**Assignment**
Once you have read the listing, retype all of it exactly.

**Records supplied**
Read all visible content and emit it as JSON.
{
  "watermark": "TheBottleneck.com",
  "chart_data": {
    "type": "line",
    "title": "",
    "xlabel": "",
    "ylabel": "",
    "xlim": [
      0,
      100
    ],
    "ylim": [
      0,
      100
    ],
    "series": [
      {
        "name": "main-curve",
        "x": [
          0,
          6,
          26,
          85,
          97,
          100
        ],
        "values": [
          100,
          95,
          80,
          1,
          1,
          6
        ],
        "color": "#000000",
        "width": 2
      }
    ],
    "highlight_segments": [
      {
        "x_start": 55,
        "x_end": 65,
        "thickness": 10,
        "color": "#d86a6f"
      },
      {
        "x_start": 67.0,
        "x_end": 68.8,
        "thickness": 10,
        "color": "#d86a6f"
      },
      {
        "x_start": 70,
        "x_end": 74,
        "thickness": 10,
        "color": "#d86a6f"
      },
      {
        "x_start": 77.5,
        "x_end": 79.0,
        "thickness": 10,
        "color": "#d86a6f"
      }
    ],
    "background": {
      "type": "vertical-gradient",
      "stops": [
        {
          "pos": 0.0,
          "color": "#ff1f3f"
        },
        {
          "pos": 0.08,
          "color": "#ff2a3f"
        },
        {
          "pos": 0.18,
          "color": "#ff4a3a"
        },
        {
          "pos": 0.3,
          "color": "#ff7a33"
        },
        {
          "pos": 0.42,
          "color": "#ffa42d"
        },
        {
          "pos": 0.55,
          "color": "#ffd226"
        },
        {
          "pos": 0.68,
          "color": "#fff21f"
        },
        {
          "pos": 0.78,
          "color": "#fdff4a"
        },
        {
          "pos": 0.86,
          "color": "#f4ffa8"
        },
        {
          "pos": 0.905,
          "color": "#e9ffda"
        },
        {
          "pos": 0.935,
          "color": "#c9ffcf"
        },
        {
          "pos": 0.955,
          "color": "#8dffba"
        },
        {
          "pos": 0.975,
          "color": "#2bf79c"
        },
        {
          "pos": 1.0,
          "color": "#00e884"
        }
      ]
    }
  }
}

**Response to this task**
Read all visible content and emit it as JSON.
{
  "watermark": "TheBottleneck.com",
  "chart_data": {
    "type": "line",
    "title": "",
    "xlabel": "",
    "ylabel": "",
    "xlim": [
      0,
      100
    ],
    "ylim": [
      0,
      100
    ],
    "series": [
      {
        "name": "main-curve",
        "x": [
          0,
          6,
          26,
          85,
          97,
          100
        ],
        "values": [
          100,
          95,
          80,
          1,
          1,
          6
        ],
        "color": "#000000",
        "width": 2
      }
    ],
    "highlight_segments": [
      {
        "x_start": 55,
        "x_end": 65,
        "thickness": 10,
        "color": "#d86a6f"
      },
      {
        "x_start": 67.0,
        "x_end": 68.8,
        "thickness": 10,
        "color": "#d86a6f"
      },
      {
        "x_start": 70,
        "x_end": 74,
        "thickness": 10,
        "color": "#d86a6f"
      },
      {
        "x_start": 77.5,
        "x_end": 79.0,
        "thickness": 10,
        "color": "#d86a6f"
      }
    ],
    "background": {
      "type": "vertical-gradient",
      "stops": [
        {
          "pos": 0.0,
          "color": "#ff1f3f"
        },
        {
          "pos": 0.08,
          "color": "#ff2a3f"
        },
        {
          "pos": 0.18,
          "color": "#ff4a3a"
        },
        {
          "pos": 0.3,
          "color": "#ff7a33"
        },
        {
          "pos": 0.42,
          "color": "#ffa42d"
        },
        {
          "pos": 0.55,
          "color": "#ffd226"
        },
        {
          "pos": 0.68,
          "color": "#fff21f"
        },
        {
          "pos": 0.78,
          "color": "#fdff4a"
        },
        {
          "pos": 0.86,
          "color": "#f4ffa8"
        },
        {
          "pos": 0.905,
          "color": "#e9ffda"
        },
        {
          "pos": 0.935,
          "color": "#c9ffcf"
        },
        {
          "pos": 0.955,
          "color": "#8dffba"
        },
        {
          "pos": 0.975,
          "color": "#2bf79c"
        },
        {
          "pos": 1.0,
          "color": "#00e884"
        }
      ]
    }
  }
}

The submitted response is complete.